Weedy grasses beginning strong growth in May are almost always perennial grasses like quackgrass, arising early from well-established, winter-hardy root systems. Other features identifying the grass as quackgrass are white underground rhizomes and “clasping auricles,” which are tiny, fingerlike projections where the leaf blades attach to the stem.
Unfortunately, there isn’t anything that will kill quackgrass without also killing the desirable lawn grass. You can spot-spray the patches of quackgrass with a grass-killing herbicide, such as glyphosate (original Roundup) and then reseed after the grass is dead-brown. Quackgrass often regrows from latent underground buds after the tops have died, so patiently allowing regrowth followed by a second spray is a more thorough method.
As an alternative to chemicals, quackgrass can be smothered with cardboard or black plastic held in place for most of the growing season and then reseed in September, if quackgrass has died.
When a scientist finds a marketable product that selectively kills quackgrass without harming the lawn, they will be heroes to lawn owners.
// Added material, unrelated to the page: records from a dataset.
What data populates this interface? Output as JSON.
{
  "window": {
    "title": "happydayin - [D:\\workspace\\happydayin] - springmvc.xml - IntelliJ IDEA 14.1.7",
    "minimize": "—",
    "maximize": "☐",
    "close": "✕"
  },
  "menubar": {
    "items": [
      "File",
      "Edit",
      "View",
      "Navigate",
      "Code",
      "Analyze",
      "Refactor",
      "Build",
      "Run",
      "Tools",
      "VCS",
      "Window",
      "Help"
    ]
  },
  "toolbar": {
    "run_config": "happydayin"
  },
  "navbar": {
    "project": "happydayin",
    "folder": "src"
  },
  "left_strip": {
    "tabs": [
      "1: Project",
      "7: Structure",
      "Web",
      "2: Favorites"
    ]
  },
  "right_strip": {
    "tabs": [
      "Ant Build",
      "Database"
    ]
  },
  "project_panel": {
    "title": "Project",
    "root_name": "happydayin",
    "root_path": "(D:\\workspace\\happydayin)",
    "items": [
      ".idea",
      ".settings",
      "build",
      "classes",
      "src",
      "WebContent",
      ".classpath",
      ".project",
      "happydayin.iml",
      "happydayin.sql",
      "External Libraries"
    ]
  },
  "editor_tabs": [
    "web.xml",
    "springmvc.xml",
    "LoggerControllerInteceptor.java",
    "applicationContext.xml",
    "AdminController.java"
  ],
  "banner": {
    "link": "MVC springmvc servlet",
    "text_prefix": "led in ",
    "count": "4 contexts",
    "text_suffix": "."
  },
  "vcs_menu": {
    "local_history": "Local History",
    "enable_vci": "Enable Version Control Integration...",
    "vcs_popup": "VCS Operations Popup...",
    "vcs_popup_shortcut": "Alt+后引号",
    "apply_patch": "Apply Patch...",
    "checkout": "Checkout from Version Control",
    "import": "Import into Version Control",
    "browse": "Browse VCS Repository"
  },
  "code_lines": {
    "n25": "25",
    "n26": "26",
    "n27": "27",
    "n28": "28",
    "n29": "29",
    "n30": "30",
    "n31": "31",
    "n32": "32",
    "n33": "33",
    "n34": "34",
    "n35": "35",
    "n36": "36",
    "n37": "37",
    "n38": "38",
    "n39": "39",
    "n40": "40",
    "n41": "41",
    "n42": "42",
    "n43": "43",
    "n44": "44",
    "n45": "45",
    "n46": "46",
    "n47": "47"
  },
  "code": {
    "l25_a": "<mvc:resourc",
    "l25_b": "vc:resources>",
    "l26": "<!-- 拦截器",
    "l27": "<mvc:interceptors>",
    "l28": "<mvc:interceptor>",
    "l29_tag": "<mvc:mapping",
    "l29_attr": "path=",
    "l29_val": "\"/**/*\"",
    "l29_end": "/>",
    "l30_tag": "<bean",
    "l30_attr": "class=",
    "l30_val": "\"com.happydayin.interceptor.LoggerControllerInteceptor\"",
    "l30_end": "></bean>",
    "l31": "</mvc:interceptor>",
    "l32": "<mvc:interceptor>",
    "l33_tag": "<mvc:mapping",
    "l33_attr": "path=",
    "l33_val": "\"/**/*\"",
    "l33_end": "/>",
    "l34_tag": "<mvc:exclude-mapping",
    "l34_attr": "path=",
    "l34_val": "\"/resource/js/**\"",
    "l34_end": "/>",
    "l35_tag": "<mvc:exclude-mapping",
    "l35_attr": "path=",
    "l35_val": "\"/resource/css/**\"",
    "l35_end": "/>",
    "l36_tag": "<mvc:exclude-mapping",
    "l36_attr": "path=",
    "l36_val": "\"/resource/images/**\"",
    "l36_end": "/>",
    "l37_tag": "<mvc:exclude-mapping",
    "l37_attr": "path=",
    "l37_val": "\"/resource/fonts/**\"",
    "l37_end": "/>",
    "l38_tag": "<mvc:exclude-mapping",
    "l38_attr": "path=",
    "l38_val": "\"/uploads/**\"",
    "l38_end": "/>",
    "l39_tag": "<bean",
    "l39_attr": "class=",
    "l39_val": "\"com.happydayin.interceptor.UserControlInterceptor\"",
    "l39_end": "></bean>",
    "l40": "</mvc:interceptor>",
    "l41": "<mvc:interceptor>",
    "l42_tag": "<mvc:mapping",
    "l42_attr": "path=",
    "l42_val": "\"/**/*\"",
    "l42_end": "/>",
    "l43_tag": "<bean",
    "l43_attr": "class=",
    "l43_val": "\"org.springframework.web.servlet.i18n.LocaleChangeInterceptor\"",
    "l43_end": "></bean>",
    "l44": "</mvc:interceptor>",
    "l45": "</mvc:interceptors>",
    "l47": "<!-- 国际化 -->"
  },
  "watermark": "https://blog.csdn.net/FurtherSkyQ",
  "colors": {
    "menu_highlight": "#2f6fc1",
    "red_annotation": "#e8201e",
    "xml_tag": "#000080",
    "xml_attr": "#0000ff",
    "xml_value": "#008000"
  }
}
And rich.
Q: We’re trying to thin out our strawberry patch. Should I remove the older, more established plants or the smaller, newer ones? Last year, our berries were small and I think it was because the plants are so close together. — Lucia Schroeder, Glyndon, Minn.
A: When renovating a strawberry bed, the newer plants are used, instead of the old.
Strawberry beds remain productive for about two or three seasons before plants become crowded and berry size declines. Then, healthy young plants can be dug and replanted at proper spacing in May.
Two planting systems can be used. The matted-row system is commonly used in home gardens. Rows are spaced 3 to 4 feet apart and plants are set 18 to 30 inches apart within the row. Allow runners to form a mat 15 to 18 inches wide, with plants 4 to 6 inches apart.
The second method, called the hill system, produces large, high-quality berries. Space rows 2 to 3 feet apart, with plants 12 to 15 inches apart within the row. Remove runners as they appear, so plants remain as individual “hills.”
Q: Do you have any suggestions for potato bugs? We’ve used various powders with no success. My grandfather once said the only sure cure for potato bugs is to take one at a time and put it between your thumb and pointer finger and squeeze it. Is that the only cure? — Jim and Judy Frisk.
A: Potato bugs are also known as Colorado potato beetles, which is often the name we find when searching insecticide labels.
Potato beetles have developed resistance to many common insecticides, which then give little or no control. The key is to rotate between several different chemicals including spinosad, permethrin, and Sevin. You might especially try spinosad, which is a relatively new insecticide and has been used with good results by many, as the beetles might not have developed as much resistance to it yet.
You mentioned hand-picking. That is still a legitimate method, walking the potato patch and picking larvae and beetles as you find them. My dad said that as a kid that was his job, and they would drop the beetles in a can of kerosene. Since many of us don’t have kerosene on hand, drop them in a container of soapy water instead.